■ **How to complete this task**
What you return must match every record word for word.

■ **Provided material**
BEGIN
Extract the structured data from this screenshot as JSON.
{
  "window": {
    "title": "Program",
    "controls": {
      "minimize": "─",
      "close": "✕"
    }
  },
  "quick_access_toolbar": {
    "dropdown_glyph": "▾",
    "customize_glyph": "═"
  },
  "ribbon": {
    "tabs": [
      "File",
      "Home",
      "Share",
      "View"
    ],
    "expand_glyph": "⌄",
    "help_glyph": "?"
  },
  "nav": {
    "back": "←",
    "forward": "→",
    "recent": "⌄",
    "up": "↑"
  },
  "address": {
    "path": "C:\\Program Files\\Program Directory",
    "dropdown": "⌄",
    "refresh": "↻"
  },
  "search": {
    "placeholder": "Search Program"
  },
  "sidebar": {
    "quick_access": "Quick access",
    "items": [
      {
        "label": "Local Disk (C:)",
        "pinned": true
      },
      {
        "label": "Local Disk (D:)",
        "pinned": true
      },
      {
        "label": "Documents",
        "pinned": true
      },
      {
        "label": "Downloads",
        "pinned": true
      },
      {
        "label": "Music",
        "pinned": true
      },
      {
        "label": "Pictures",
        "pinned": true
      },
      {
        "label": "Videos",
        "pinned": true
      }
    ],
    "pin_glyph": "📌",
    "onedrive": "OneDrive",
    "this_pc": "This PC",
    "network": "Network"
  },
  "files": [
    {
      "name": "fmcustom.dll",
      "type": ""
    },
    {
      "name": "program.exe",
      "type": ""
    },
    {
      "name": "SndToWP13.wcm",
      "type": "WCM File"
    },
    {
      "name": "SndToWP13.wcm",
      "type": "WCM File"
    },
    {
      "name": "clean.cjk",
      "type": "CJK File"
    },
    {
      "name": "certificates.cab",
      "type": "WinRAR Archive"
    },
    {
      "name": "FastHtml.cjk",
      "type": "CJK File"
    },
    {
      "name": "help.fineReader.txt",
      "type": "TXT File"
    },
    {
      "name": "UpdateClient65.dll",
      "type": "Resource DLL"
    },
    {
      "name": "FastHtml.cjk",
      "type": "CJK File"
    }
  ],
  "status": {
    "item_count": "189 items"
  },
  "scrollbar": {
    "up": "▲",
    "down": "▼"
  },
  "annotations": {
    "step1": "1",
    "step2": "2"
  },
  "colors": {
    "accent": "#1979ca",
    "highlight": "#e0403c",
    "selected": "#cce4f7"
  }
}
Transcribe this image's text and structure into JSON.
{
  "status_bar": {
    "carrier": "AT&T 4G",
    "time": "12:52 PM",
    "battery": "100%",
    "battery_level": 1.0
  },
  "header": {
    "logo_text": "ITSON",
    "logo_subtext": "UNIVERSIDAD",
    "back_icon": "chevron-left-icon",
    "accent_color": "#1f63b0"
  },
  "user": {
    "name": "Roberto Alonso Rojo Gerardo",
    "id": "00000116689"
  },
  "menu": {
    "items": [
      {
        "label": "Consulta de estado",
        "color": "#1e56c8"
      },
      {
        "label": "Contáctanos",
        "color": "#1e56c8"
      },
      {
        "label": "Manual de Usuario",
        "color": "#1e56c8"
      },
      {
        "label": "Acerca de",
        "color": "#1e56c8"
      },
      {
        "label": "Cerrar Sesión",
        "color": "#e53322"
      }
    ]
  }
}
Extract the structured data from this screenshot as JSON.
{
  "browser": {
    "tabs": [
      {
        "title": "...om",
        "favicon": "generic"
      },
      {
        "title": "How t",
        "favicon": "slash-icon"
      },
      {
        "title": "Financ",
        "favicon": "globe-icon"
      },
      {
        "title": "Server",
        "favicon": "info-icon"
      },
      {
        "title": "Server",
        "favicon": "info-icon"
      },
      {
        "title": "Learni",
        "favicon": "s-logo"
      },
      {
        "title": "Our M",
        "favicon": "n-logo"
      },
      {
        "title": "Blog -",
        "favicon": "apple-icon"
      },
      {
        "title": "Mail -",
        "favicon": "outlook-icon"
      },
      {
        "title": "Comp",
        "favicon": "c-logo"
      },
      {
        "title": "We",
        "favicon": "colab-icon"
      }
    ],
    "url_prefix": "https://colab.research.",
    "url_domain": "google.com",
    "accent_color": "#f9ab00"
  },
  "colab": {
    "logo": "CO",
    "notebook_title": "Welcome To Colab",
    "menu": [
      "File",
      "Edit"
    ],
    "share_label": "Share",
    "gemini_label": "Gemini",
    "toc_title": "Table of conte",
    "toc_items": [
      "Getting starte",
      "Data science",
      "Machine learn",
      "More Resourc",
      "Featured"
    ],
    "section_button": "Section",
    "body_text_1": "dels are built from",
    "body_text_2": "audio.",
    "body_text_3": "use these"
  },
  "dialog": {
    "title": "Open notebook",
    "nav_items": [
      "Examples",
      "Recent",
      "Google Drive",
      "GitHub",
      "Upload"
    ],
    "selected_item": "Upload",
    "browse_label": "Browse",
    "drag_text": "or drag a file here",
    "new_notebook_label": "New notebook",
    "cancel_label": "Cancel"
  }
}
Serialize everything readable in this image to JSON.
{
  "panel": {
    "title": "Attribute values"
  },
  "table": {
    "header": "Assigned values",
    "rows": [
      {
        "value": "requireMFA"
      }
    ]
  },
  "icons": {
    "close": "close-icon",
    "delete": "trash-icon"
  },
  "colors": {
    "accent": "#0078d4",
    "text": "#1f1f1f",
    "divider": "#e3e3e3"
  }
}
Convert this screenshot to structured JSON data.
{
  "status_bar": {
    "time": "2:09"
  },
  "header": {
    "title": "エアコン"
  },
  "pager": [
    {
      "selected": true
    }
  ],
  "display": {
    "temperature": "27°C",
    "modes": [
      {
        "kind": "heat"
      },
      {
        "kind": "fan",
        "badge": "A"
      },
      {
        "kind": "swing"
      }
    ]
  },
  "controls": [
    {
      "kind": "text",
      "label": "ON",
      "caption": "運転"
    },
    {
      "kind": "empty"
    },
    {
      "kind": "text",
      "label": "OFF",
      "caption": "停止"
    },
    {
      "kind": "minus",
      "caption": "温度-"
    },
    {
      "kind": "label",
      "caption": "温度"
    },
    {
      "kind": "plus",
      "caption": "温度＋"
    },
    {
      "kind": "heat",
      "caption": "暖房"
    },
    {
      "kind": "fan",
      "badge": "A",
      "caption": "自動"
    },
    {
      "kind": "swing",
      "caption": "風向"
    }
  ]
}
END
■ **Solution for this task**
Extract the structured data from this screenshot as JSON.
{
  "window": {
    "title": "Program",
    "controls": {
      "minimize": "─",
      "close": "✕"
    }
  },
  "quick_access_toolbar": {
    "dropdown_glyph": "▾",
    "customize_glyph": "═"
  },
  "ribbon": {
    "tabs": [
      "File",
      "Home",
      "Share",
      "View"
    ],
    "expand_glyph": "⌄",
    "help_glyph": "?"
  },
  "nav": {
    "back": "←",
    "forward": "→",
    "recent": "⌄",
    "up": "↑"
  },
  "address": {
    "path": "C:\\Program Files\\Program Directory",
    "dropdown": "⌄",
    "refresh": "↻"
  },
  "search": {
    "placeholder": "Search Program"
  },
  "sidebar": {
    "quick_access": "Quick access",
    "items": [
      {
        "label": "Local Disk (C:)",
        "pinned": true
      },
      {
        "label": "Local Disk (D:)",
        "pinned": true
      },
      {
        "label": "Documents",
        "pinned": true
      },
      {
        "label": "Downloads",
        "pinned": true
      },
      {
        "label": "Music",
        "pinned": true
      },
      {
        "label": "Pictures",
        "pinned": true
      },
      {
        "label": "Videos",
        "pinned": true
      }
    ],
    "pin_glyph": "📌",
    "onedrive": "OneDrive",
    "this_pc": "This PC",
    "network": "Network"
  },
  "files": [
    {
      "name": "fmcustom.dll",
      "type": ""
    },
    {
      "name": "program.exe",
      "type": ""
    },
    {
      "name": "SndToWP13.wcm",
      "type": "WCM File"
    },
    {
      "name": "SndToWP13.wcm",
      "type": "WCM File"
    },
    {
      "name": "clean.cjk",
      "type": "CJK File"
    },
    {
      "name": "certificates.cab",
      "type": "WinRAR Archive"
    },
    {
      "name": "FastHtml.cjk",
      "type": "CJK File"
    },
    {
      "name": "help.fineReader.txt",
      "type": "TXT File"
    },
    {
      "name": "UpdateClient65.dll",
      "type": "Resource DLL"
    },
    {
      "name": "FastHtml.cjk",
      "type": "CJK File"
    }
  ],
  "status": {
    "item_count": "189 items"
  },
  "scrollbar": {
    "up": "▲",
    "down": "▼"
  },
  "annotations": {
    "step1": "1",
    "step2": "2"
  },
  "colors": {
    "accent": "#1979ca",
    "highlight": "#e0403c",
    "selected": "#cce4f7"
  }
}
Transcribe this image's text and structure into JSON.
{
  "status_bar": {
    "carrier": "AT&T 4G",
    "time": "12:52 PM",
    "battery": "100%",
    "battery_level": 1.0
  },
  "header": {
    "logo_text": "ITSON",
    "logo_subtext": "UNIVERSIDAD",
    "back_icon": "chevron-left-icon",
    "accent_color": "#1f63b0"
  },
  "user": {
    "name": "Roberto Alonso Rojo Gerardo",
    "id": "00000116689"
  },
  "menu": {
    "items": [
      {
        "label": "Consulta de estado",
        "color": "#1e56c8"
      },
      {
        "label": "Contáctanos",
        "color": "#1e56c8"
      },
      {
        "label": "Manual de Usuario",
        "color": "#1e56c8"
      },
      {
        "label": "Acerca de",
        "color": "#1e56c8"
      },
      {
        "label": "Cerrar Sesión",
        "color": "#e53322"
      }
    ]
  }
}
Extract the structured data from this screenshot as JSON.
{
  "browser": {
    "tabs": [
      {
        "title": "...om",
        "favicon": "generic"
      },
      {
        "title": "How t",
        "favicon": "slash-icon"
      },
      {
        "title": "Financ",
        "favicon": "globe-icon"
      },
      {
        "title": "Server",
        "favicon": "info-icon"
      },
      {
        "title": "Server",
        "favicon": "info-icon"
      },
      {
        "title": "Learni",
        "favicon": "s-logo"
      },
      {
        "title": "Our M",
        "favicon": "n-logo"
      },
      {
        "title": "Blog -",
        "favicon": "apple-icon"
      },
      {
        "title": "Mail -",
        "favicon": "outlook-icon"
      },
      {
        "title": "Comp",
        "favicon": "c-logo"
      },
      {
        "title": "We",
        "favicon": "colab-icon"
      }
    ],
    "url_prefix": "https://colab.research.",
    "url_domain": "google.com",
    "accent_color": "#f9ab00"
  },
  "colab": {
    "logo": "CO",
    "notebook_title": "Welcome To Colab",
    "menu": [
      "File",
      "Edit"
    ],
    "share_label": "Share",
    "gemini_label": "Gemini",
    "toc_title": "Table of conte",
    "toc_items": [
      "Getting starte",
      "Data science",
      "Machine learn",
      "More Resourc",
      "Featured"
    ],
    "section_button": "Section",
    "body_text_1": "dels are built from",
    "body_text_2": "audio.",
    "body_text_3": "use these"
  },
  "dialog": {
    "title": "Open notebook",
    "nav_items": [
      "Examples",
      "Recent",
      "Google Drive",
      "GitHub",
      "Upload"
    ],
    "selected_item": "Upload",
    "browse_label": "Browse",
    "drag_text": "or drag a file here",
    "new_notebook_label": "New notebook",
    "cancel_label": "Cancel"
  }
}
Serialize everything readable in this image to JSON.
{
  "panel": {
    "title": "Attribute values"
  },
  "table": {
    "header": "Assigned values",
    "rows": [
      {
        "value": "requireMFA"
      }
    ]
  },
  "icons": {
    "close": "close-icon",
    "delete": "trash-icon"
  },
  "colors": {
    "accent": "#0078d4",
    "text": "#1f1f1f",
    "divider": "#e3e3e3"
  }
}
Convert this screenshot to structured JSON data.
{
  "status_bar": {
    "time": "2:09"
  },
  "header": {
    "title": "エアコン"
  },
  "pager": [
    {
      "selected": true
    }
  ],
  "display": {
    "temperature": "27°C",
    "modes": [
      {
        "kind": "heat"
      },
      {
        "kind": "fan",
        "badge": "A"
      },
      {
        "kind": "swing"
      }
    ]
  },
  "controls": [
    {
      "kind": "text",
      "label": "ON",
      "caption": "運転"
    },
    {
      "kind": "empty"
    },
    {
      "kind": "text",
      "label": "OFF",
      "caption": "停止"
    },
    {
      "kind": "minus",
      "caption": "温度-"
    },
    {
      "kind": "label",
      "caption": "温度"
    },
    {
      "kind": "plus",
      "caption": "温度＋"
    },
    {
      "kind": "heat",
      "caption": "暖房"
    },
    {
      "kind": "fan",
      "badge": "A",
      "caption": "自動"
    },
    {
      "kind": "swing",
      "caption": "風向"
    }
  ]
}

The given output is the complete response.